The Text:

1. The church's one foundation
is Jesus Christ her Lord;
she is his new creation
by water and the Word.
From heaven he came and sought her
to be his holy bride;
with his own blood he bought her,
and for her life he died.

2. Elect from every nation,
yet one o'er all the earth;
her charter of salvation,
one Lord, one faith, one birth;
one holy name she blesses,
partakes one holy food,
and to one hope she presses,
with every grace endued.

3. Though with a scornful wonder
we see her sore oppressed,
by schisms rent asunder,
by heresies distressed,
yet saints their watch are keeping;
their cry goes up, "How long?"
And soon the night of weeping
shall be the morn of song.

4. Mid toil and tribulation,
and tumult of her war,
she waits the consummation
of peace forevermore;
till, with the vision glorious,
her longing eyes are blest,
and the great church victorious
shall be the church at rest.

5. Yet she on earth hath union
with God the Three in One,
and mystic sweet communion
with those whose rest is won.
O happy ones and holy!
Lord, give us grace that we
like them, the meek and lowly,
on high may dwell with thee.

(This text is different than the one I was using to write the information, but this is the most widely accepted version)

The Hymn:

My Take on the Hymn:
     I believe that this hymn exists to show us that the church is not just a building, but is a living and breathing community in which Christ is the center for each and every person.
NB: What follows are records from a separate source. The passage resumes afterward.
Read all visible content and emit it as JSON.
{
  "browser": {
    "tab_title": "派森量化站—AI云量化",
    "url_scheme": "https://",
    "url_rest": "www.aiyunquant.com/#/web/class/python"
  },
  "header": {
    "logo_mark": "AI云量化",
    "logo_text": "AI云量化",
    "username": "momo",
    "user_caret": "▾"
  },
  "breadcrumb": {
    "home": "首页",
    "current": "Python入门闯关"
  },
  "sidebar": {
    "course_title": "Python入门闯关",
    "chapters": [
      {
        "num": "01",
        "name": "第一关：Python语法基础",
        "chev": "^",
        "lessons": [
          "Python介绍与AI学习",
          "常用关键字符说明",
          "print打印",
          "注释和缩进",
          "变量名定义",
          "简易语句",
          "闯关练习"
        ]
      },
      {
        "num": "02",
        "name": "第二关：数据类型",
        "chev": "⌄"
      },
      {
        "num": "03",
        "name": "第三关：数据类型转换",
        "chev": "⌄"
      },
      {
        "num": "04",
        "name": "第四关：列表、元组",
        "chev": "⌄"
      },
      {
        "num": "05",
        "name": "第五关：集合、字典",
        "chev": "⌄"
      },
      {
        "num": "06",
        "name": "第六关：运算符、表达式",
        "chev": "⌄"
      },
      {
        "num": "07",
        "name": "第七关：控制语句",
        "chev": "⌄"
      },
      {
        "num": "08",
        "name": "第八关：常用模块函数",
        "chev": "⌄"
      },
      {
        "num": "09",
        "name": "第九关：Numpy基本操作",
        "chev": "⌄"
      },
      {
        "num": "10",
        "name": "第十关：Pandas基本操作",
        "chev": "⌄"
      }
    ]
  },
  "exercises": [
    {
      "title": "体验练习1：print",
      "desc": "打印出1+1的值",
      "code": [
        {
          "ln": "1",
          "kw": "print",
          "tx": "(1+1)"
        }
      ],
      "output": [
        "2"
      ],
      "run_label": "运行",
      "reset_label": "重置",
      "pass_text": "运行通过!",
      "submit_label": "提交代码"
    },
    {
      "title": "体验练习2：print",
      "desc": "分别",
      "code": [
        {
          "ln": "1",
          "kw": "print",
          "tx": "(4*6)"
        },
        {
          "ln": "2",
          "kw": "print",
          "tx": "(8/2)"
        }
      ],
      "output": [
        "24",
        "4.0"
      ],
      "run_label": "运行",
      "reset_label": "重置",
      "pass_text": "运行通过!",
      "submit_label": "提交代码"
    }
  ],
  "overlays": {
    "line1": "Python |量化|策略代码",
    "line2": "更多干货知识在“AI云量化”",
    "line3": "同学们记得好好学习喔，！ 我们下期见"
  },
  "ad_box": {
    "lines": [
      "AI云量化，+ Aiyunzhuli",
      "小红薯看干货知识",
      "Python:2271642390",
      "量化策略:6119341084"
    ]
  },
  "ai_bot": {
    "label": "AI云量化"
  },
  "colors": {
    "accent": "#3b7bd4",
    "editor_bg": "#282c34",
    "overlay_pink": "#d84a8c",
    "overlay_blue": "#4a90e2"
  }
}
The church has a goal, and that is to spread the word to everyone who will listen, and even to those who will not, and to do so we must leave the walls that enclose what we would call our "Church." Christ calls us as Christians to go out in our ministries and to become the word, though this is a life long struggle, we are promised at the end we will find rest for our souls and for our church!

No comments:

Post a Comment